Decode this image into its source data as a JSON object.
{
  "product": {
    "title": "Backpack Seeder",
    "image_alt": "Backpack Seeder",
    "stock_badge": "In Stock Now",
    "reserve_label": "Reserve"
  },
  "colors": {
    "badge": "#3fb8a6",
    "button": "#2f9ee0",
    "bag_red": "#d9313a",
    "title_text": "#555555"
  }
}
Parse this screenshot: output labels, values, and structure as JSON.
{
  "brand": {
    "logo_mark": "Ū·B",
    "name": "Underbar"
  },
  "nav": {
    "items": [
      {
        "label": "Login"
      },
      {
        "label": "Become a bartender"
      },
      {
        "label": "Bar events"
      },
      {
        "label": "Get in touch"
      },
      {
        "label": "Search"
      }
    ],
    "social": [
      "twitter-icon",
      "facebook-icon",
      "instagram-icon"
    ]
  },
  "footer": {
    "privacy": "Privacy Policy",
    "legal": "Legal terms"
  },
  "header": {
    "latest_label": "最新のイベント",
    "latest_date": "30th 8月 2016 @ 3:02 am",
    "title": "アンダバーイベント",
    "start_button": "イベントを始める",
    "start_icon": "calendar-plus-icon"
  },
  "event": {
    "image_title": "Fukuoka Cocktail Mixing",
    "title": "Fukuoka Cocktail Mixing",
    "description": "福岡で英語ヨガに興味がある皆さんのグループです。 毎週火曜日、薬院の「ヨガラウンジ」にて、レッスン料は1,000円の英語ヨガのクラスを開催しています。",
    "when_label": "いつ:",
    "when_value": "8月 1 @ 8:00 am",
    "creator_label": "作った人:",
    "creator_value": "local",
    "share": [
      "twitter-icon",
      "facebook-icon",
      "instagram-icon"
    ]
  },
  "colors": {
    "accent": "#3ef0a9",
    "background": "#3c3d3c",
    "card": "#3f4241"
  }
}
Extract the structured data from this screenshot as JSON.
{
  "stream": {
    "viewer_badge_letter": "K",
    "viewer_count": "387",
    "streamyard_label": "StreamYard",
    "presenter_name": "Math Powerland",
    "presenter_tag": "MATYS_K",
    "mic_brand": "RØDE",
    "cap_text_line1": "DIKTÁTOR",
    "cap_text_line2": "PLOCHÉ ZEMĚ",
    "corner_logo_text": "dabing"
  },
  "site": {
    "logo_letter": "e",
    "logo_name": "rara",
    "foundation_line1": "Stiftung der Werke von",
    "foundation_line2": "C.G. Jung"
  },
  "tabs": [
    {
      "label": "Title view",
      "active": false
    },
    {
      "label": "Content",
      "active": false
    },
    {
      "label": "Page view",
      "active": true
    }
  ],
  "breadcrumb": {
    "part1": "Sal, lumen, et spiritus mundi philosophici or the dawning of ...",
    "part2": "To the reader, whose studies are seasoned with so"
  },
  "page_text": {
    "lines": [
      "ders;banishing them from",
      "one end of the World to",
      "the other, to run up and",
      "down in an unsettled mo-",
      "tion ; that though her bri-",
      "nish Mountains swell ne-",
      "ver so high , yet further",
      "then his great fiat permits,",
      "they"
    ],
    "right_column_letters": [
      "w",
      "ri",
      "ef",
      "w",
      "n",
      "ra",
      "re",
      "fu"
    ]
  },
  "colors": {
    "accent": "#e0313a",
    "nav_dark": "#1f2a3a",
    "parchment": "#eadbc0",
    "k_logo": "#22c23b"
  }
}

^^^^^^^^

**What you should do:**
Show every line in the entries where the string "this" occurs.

**Answer box:**
Decode this image into its source data as a JSON object.
Parse this screenshot: output labels, values, and structure as JSON.
Extract the structured data from this screenshot as JSON.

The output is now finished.